When he died in March 1985, at the relatively young age of 53, Tom
Adams was already considered to be among the more brilliant Caribbean
leaders of his time.
Former Trinidad and Tobago Prime Minister
George Chambers, in paying to tribute to his Barbados counterpart,
"we have lost a man of force, personality and importance
at a critical juncture in the history of the Caribbean."
When he died in March 1985, at the relatively young age of
53, Tom Adams was already considered to be among the more brilliant Caribbean leaders of his time.
Former Trinidad and Tobago Prime Minister George Chambers, in paying to tribute
to his Barbados counterpart, noted then that "we have lost a man of force, personality
and importance at a critical juncture in the history of the Caribbean."
John Michael Geoffrey Manningham "Tom" Adams was articulate
with a strong inclination to classical and literary pursuits, his aptitude
for which was generally recognised by everyone who came into contact
with him officially or otherwise.
He was a strong-willed person, holding to his belief and ideals with
a tenacity which at times was little short of obstinacy, but was nevertheless
always prepared to discuss or debate in a constructive fashion any position
which he assumed.
Chambers remembered Adams as being "popular and highly regarded
in his own country, in Caricom and in the Commonwealth.
In the international sphere, he appeared to be happiest and at his best
when weighty issues were being discussed - whether these were Caribbean
in origin or involved in the broader issues of world politics and economics.
But while these issues would help propel Tom Adams onto the international
stage, it was nonetheless his interest in the Caribbean as a united
unit that gained his full attention.
He will be most remembered in the region for the role he played in getting
United States troops to participate in the overthrow of the leftwing
government in Grenada after that country's populist Prime Minister Maurice
Bishop had been overthrown and killed in a coup in 1983.

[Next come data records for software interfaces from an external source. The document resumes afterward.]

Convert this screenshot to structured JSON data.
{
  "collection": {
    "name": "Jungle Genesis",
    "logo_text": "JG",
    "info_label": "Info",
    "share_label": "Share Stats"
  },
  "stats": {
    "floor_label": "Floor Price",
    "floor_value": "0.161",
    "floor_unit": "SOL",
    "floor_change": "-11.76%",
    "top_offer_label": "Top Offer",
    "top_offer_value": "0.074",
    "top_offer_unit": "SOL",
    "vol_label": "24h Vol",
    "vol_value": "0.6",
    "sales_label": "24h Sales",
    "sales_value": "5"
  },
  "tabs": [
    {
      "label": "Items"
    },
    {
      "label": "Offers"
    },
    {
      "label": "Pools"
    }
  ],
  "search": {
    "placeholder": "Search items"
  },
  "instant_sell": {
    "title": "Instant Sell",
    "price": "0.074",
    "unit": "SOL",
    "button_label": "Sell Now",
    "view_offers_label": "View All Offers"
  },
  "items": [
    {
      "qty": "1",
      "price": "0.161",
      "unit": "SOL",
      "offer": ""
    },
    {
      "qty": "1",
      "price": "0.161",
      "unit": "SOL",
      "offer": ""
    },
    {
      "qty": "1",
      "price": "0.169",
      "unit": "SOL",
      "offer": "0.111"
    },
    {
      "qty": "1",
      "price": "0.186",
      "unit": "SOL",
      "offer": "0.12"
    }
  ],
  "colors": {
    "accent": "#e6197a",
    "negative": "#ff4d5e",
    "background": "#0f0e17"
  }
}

Bishop himself had come to power by the bullet rather than by the ballot,
a situation which Adams and other regional leaders, most notably Dominica's
Prime Minister Dame Eugenia Charles, had great difficult coming to grips
Adams took the lead in forming an Eastern Caribbean Security alliance
in 1982 and, in the aftermath of the Grenada invasion, had proposed
a single regional army to prevent the violent takeover of Caribbean
governments. But his regional opponents criticised the move as "militarisation"
of the region.
In 1979, Adams sent members of the Barbados Defence Force to Union Island
in St. Vincent and the Grenadines to quell a short-lived rebellion by
a group of young people.
In delivering the Eulogy at his funeral, Dean Harold Crichlow of the
Anglican Church in Barbados noted that "He (Adams) believed that
the Westminster style of democracy with the freedoms enjoyed by individuals
within the context of the well-being of the total society, so social
democracy-as it is called – offered the best opportunities for good
"He had the courage to face world criticism in support of a cause
which he believed threatened world peace," Crichlow said.
The son of the Sir Grantley Adams, one of the architects of West Indian
Federation, Tom Adams was Prime Minister of Barbados from 1976 until
his death of a heart attack in 1985.
His victory broke the Democratic Labour Party’s 15-year hold on Government.
Born September 24, 1931, politics was never a distant issue for Tom
Adams. Like his father, he had always possessed a wider vision of the
West Indies and, after graduating from Oxford University in Britain
with a Masters Degree in Politics, Philosophy and Economics, the lawyer
who was called to the British Bar in 1965, devoted most of his life
to improving upon the social, economic and political well being of the
people of Barbados.
Before his return to Barbados, Adams had worked for the British Broadcasting
Corporation (BBC), an exposure which served him well on his entry into
politics, serving as Secretary of the Barbados Labour Party (BLP) until
He was elected to Parliament in 1966, the year Barbados became independent
and in 1971 he became Leader of the Opposition.
His skill in parliamentary debate would always be in evidence, but particularly
so during his period as Prime Minister.
Adams possessed an intellect that combined critical sharpness with an
accurate memory. Few words and little time were necessary for him to
fully comprehend the purport of what he was being told and would then
bring his own knowledge and experience to bear on the particular issue
In an autobiographical sketch, Adams listed watching and reading about
cricket as his favourite hobby along with philately and gardening. He
was survived by his wife Genevieve and his two sons, Douglas and Rawdon.